The deal will help SNB develop a “strong strategic collaboration” to deliver global standards of products and services to serve its clients better in Saudi Arabia and the region, the Saudi bank said in a press release.
The potential partnership with Credit Suisse will be subject to applicable approvals and clearances.
SNB clarified that it is not focused on international expansion, and this investment is representing a financial opportunity to solidify its wealth management, asset management, and investment capabilities.
“We believe the cooperation with a leading global asset manager in both production and distribution of different products to enhance our presence in the institutional asset management space,” said an SNB spokesperson, adding that its Shariah-based skill set will complement those of Credit Suisse and can mutually benefit from each other,
The Saudi bank further added that it is “highly disciplined” in its investment portfolio and does not have any plans to increase its stake in Credit Suisse beyond 9.9 percent.
“We are not committed to any future capital raising by Credit Suisse. Any future investment will be based on the financial and strategic merits of such investment, considering the impact on capital returns and shareholder value.
“We will review the execution of the strategy articulated by CS with their Q3 2022 results and decide on any future steps at the appropriate time,” said the SNB spokesperson.
SNB said that the investment in Credit Suisse will be accretive in the medium to long term, and added that there could be some short-term execution risks.
The bank further added that it has invested in ordinary shares in SNB with no additional rights or obligations.
The investment of SNB in Credit Suisse is a part of the Saudi Arabian bank’s overall investment portfolio of $68.7 billion.
“The holding (investment in Credit Suisse) will comprise 2.2 percent of SNB’s proforma investment book, 3.5 percent of the total shareholders’ equity, and 0.6 percent of total consolidated assets,” said the SNB spokesperson.
From a capital perspective, the transaction is expected to have a limited total impact, with 20-40 bps over the next five years, with SNB preserving a significant buffer above regulatory capital requirements given its robust capital position, the release added.

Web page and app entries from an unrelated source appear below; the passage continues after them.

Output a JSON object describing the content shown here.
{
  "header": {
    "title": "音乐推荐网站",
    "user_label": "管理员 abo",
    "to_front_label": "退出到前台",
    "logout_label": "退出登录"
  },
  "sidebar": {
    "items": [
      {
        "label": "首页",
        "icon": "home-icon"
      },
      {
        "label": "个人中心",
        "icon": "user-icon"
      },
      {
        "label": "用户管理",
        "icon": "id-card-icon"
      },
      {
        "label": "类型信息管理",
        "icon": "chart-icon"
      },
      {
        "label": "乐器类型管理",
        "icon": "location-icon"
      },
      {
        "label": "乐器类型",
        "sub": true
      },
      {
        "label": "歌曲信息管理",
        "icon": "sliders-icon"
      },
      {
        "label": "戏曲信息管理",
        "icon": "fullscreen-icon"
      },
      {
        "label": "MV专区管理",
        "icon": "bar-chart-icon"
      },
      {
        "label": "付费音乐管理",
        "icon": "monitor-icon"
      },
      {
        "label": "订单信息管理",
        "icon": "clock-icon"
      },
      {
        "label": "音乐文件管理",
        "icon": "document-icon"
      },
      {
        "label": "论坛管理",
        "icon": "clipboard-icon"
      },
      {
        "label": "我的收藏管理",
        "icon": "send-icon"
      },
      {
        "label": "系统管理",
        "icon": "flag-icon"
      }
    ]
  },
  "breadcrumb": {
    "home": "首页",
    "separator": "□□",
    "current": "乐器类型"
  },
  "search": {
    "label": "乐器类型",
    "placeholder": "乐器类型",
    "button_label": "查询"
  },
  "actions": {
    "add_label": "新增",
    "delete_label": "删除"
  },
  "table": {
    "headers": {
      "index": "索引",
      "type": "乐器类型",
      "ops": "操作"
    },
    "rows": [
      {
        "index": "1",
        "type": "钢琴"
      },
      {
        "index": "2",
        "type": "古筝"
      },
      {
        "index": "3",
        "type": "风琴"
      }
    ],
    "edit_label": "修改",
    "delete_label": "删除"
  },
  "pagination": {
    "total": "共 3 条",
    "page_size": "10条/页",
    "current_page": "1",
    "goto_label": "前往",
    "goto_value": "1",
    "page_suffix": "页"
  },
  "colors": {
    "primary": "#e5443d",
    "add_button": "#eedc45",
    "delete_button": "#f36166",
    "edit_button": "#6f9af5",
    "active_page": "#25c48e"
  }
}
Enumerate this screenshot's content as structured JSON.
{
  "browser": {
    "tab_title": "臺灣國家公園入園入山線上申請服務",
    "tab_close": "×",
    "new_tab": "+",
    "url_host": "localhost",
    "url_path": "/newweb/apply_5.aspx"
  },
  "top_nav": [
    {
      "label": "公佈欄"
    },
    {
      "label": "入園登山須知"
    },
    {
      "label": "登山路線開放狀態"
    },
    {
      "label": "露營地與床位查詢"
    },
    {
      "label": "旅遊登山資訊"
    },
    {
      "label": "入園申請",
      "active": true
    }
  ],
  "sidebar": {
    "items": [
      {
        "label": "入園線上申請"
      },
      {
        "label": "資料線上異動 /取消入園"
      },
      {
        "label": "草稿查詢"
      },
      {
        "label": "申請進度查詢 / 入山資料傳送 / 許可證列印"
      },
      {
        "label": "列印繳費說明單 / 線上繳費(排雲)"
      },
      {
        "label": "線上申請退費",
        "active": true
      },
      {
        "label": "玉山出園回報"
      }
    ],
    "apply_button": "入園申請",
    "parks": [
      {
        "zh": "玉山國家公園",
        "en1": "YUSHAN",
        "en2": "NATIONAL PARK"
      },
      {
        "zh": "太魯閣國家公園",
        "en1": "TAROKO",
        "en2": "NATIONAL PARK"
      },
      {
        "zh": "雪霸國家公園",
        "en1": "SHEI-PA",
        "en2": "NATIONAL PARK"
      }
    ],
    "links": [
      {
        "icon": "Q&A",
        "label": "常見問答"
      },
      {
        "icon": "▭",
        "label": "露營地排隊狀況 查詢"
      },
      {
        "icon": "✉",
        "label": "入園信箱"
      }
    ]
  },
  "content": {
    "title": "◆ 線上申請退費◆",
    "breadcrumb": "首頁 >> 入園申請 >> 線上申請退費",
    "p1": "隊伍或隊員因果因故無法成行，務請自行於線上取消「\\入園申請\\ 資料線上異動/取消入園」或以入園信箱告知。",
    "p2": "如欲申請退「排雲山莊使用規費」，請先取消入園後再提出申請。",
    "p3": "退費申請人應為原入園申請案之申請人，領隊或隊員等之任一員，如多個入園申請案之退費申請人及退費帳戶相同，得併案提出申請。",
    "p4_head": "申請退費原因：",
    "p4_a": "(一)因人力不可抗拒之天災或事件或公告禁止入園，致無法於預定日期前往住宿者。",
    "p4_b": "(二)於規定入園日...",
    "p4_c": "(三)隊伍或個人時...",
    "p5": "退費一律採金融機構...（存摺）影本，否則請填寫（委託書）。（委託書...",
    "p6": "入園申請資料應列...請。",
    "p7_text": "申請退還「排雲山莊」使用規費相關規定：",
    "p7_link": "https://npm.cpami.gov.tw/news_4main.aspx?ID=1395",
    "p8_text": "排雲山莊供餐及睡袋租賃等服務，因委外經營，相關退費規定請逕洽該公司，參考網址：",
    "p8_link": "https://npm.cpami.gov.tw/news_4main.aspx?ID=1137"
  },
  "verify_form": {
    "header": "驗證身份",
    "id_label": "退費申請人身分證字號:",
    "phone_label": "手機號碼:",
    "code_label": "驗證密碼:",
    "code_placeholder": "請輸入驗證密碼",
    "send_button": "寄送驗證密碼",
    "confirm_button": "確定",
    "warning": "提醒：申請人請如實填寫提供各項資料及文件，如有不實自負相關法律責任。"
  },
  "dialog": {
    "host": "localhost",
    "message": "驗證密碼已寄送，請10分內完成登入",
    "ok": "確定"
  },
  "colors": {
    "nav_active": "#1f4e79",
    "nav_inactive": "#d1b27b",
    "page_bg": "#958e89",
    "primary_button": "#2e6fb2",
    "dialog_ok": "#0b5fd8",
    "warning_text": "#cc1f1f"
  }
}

Meanwhile, Credit Suisse Group’s newly created investment bank, CS First Boston, will advise on mergers and acquisitions, raise capital for clients through equity and debt markets, and provide leveraged finance as part of its core offerings, Reuters reported citing an internal memo.
“Over time, CS First Boston’s structure will evolve to become an independent standalone investment bank, enabling it to attract third-party capital and include employee ownership,” wrote David Miller, global head of CS First Boston in a memo to the staff.